This is a tale about my driving licence. I know, I know. I lead a quiet life….
Some years ago, I was the proud owner of a small car – until one rainy January evening. I was living in London and had come home from somewhere or other and had to park my trusty steed on the narrow street where I lived. There were two spots left: one a bit close to the corner – which I rejected on the grounds that it was a bit close to said corner and someone coming round a bit too fast might just clip my wing mirror or even dent my door – and the other a few yards further away from the corner.
I parked in the latter, went inside and sat at my dining table puzzling over my tax return. About half an hour later I heard a sound. “Hmm.. that sounded like a car hitting another, ” I mused, and in that same second just KNEW that it had been a vehicle hitting my carefully parked car. I jumped up, looked out of the window and there in the light of the street lamp, could see four heads in a car which was at a strange angle across the street and obscuring my view of my car. I raced outside in my slippers to confront the lunatic that had no doubt caused damage to the Magic Mushroom (as the car was known to some – on account of its colour rather than any druggy properties it might have been erroneously accused of). This beslippered dash took fewer than 20 seconds but, in that time, the four heads – and their bodies – had disappeared into the drizzly night.
I called the boys in blue and spent a considerable time sitting in a police car giving as much detail as I could when a crackly announcement came over the radio about a stolen car in XX Road. The officer asked me where that road was…I replied it was the one about 25 yards away. It turned out that the car embedded under the wheel arch of my car had been stolen from outside a neighbour’s house (just 4 doors from me), driven fewer than 75 yards before crashing.
Jack the Lass, who, if reading this tale, may remember that the next Saturday, she and I drove separately to some wasteland in South East London (beyond Plumstead…possibly over towards Erith or Thamesmead) to a wrecker’s yard to leave the poor Magic Mushroom to its sad fate. JtL then kindly gave me a lift back to HQ. An irony here is that the Magic Mushroom’s licence plate always came in for some stick as it was KxxxPUT. The wrecker’s yard certainly made sure it was forever kaput.
So, the years passed and I did not replace the poor old mushroom – mainly because having a car in London was something of a luxury when I only ever used it at weekends. And then I moved to the ARC where I live within walking or bussing distance of almost everything so have not needed one.
A few weeks ago, I received a communication from the DVLA telling me that according to a random check they had carried out, they believed that my address on my driving licence was incorrect. They enclosed the forms and guidelines for applying for a new one.

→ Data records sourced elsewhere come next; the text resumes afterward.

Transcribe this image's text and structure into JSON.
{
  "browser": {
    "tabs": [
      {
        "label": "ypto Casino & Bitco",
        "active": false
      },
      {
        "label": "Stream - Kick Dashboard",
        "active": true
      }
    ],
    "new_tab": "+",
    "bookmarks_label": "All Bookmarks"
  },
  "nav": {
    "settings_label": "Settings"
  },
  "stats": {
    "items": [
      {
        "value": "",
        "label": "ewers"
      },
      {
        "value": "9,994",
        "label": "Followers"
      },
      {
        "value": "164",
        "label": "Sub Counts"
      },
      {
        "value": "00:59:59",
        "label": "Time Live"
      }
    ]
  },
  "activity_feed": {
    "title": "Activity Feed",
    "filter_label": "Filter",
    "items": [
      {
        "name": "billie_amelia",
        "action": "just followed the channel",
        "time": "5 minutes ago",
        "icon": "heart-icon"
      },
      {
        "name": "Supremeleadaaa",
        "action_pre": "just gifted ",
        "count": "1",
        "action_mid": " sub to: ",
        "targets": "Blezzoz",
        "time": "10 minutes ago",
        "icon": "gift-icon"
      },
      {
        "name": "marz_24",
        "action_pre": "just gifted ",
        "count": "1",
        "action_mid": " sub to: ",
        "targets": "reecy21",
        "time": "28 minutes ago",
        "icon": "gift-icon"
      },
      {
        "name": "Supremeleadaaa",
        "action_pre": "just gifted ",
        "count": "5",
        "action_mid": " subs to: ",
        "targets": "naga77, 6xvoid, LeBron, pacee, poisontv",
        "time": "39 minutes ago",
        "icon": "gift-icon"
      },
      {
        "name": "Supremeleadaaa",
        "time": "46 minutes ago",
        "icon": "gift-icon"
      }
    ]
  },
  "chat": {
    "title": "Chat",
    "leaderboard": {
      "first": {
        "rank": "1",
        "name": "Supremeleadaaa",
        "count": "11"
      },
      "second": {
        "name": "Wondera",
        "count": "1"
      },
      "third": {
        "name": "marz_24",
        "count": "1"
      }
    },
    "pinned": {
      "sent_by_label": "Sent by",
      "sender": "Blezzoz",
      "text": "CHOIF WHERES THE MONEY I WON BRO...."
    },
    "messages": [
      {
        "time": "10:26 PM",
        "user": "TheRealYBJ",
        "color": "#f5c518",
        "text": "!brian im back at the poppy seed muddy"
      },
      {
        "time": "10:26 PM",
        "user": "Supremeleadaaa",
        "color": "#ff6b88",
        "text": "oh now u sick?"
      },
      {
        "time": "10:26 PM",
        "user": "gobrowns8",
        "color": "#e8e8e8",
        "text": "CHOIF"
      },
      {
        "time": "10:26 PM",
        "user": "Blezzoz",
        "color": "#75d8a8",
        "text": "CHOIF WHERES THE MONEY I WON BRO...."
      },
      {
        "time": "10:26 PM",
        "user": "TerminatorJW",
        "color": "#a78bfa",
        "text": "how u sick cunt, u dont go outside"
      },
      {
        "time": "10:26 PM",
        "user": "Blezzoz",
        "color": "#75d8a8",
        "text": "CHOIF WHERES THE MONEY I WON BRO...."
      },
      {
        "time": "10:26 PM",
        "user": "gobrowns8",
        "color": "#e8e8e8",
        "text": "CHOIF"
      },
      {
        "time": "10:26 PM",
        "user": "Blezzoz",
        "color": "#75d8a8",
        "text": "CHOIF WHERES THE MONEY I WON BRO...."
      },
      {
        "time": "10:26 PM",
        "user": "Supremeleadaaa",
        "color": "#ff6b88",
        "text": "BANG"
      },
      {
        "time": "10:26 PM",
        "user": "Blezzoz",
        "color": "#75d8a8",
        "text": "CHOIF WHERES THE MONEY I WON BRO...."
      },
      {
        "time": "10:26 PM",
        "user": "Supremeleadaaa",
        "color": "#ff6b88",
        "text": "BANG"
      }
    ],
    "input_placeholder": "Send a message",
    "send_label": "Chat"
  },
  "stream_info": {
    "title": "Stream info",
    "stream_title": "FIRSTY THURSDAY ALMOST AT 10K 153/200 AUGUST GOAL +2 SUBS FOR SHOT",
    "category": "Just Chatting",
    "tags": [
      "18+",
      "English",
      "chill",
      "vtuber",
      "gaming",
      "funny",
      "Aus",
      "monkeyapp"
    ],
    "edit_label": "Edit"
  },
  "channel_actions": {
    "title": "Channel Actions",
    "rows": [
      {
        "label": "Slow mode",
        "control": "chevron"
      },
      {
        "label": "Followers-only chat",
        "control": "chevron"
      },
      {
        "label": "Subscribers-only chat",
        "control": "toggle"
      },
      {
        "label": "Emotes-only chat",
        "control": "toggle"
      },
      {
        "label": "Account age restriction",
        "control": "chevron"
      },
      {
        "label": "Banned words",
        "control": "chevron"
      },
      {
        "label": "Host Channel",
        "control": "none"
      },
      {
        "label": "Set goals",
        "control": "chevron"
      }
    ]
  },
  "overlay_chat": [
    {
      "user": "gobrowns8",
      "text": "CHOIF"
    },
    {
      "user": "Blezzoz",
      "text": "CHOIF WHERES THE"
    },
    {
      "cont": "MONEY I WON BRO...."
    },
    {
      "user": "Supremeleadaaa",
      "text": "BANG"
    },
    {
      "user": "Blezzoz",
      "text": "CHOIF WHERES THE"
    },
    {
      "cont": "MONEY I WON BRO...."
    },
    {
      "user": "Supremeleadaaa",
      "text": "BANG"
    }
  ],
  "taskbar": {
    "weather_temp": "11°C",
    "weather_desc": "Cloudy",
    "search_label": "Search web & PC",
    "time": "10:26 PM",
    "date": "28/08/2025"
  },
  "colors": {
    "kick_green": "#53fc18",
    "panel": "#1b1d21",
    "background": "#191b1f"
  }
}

I realised that they were right – and realised with horror that I could be in a bit of trouble for not having updated my licence more promptly. (How do you explain away a delay of um, 5 years, m’lud?) The guidelines had dire warnings of a fine of £1000 and even imprisonment. My existing licence was an old non-photo style one, so I had to get a mugshot taken and then verified by a professional person that it was a true likeness. I asked my friendly local vicar to do the honours. After we’d laughed at the photo (tricky situation: does he say it is a true likeness and insult me, or say that it isn’t a true likeness and destroy all my chances of getting a new licence?) I told him that if the official processing my application was a bit of a jobsworth I could end up serving time. His comforting response was: Don’t worry; I’d come and visit you. [Thanks, Rev…the thought is much appreciated].

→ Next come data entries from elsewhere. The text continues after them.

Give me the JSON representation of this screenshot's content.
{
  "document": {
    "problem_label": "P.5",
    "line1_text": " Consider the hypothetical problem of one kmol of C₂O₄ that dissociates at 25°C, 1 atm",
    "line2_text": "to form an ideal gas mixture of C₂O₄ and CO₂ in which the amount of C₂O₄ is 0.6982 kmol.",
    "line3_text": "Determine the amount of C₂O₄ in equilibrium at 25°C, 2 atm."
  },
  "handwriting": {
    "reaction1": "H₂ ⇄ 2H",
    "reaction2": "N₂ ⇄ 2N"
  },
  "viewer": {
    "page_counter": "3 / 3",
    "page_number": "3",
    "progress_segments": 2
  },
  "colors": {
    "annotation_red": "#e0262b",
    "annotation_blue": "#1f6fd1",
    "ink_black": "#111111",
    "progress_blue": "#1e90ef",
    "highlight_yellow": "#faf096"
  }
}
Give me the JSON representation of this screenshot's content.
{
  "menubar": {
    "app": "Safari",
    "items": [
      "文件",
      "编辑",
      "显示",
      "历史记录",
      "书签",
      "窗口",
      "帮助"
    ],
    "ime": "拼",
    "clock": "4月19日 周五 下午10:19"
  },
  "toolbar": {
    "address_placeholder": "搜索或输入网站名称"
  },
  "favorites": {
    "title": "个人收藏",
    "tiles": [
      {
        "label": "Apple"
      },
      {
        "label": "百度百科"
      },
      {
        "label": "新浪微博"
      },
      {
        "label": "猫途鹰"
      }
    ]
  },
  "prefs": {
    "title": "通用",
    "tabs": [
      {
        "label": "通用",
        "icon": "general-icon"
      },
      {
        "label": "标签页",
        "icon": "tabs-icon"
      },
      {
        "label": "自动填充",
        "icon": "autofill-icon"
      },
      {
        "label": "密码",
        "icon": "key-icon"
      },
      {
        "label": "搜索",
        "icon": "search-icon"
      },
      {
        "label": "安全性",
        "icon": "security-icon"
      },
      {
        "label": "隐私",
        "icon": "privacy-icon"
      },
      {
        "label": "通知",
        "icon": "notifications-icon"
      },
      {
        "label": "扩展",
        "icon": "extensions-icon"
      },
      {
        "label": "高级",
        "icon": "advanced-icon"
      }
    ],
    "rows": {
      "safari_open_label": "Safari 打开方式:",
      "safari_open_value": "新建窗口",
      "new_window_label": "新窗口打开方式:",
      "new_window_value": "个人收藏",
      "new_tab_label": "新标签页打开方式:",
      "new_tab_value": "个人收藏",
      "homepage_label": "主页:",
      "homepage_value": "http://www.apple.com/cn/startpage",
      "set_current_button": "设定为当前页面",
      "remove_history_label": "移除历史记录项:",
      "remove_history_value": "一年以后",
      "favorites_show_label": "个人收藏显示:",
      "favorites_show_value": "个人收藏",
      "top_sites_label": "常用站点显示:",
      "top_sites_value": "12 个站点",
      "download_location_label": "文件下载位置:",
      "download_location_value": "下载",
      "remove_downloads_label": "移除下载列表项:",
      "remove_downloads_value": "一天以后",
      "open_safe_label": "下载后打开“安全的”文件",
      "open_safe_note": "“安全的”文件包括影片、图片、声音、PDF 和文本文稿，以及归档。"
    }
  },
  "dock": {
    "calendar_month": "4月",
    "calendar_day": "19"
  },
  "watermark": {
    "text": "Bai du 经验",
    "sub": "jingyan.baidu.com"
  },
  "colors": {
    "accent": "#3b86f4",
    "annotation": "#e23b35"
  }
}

I filled in the form and gave my new address and wotnot. Then re-read the guidelines. The bally things were rather ambiguously written concerning the fee I should enclose. I thought I would phone them to clarify the matter. The first number was no longer in operation – please use this number.

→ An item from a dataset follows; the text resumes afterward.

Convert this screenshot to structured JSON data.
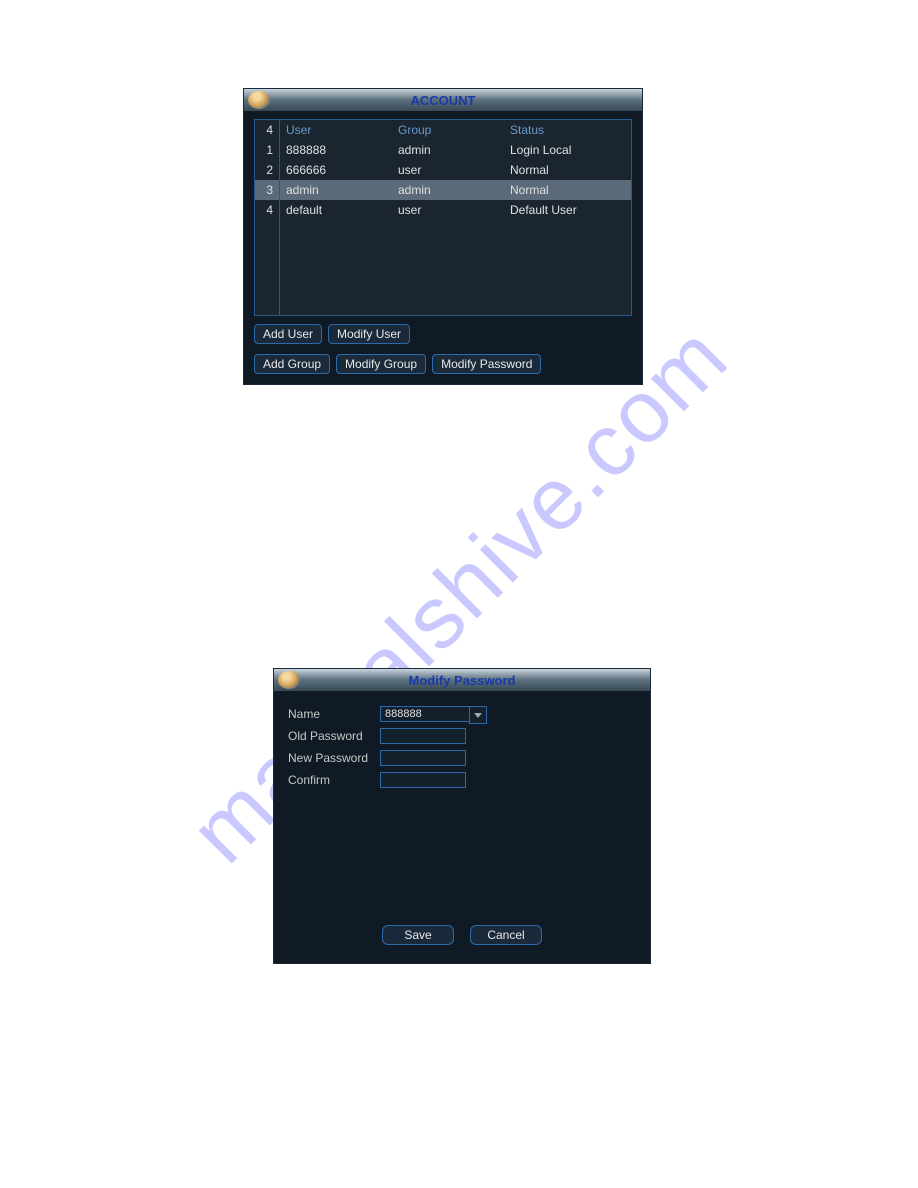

The second number said all their operators were really busy – please listen to this long-winded announcement while you’re waiting and now we’ve said everything, thanks for your call, goodbye. And cut me off.
I found a third number lurking somewhere which was also completely useless, so I resorted to the written word. I sent a letter with my cheque and asked them to contact me if the amount was incorrect.
A few weeks later, I received an envelope containing the return of my passport and a note to say that my new licence would arrive under separate cover. “If you have a query, please ring between 8.15 amd and 4.45 pm Monday to Friday.” Fair enough-ski. But they didn’t give a number to call. (Humph).
A few days later, my shiny new driving licence arrived complete with its prison mugshot and new address – and my cheque. “You are not required to pay a fee so please destroy your cheque.”
I am, of course, delighted not to be donating money to the government – but I would like to point out to anyone interested that if I am not required to pay a fee then their instructions are even muddier than I first thought. My problem was given the conflicting advice in your guidelines: do I pay fee x or fee y? because depending on how you interpret the official-ese I seem to fall into two categories. Now you’re telling me I don’t fall into either of them. I’m not going to argue but I really think I fall into at least one… – Happy to proofread your documents, dear DVLA, for a healthy fee, of course!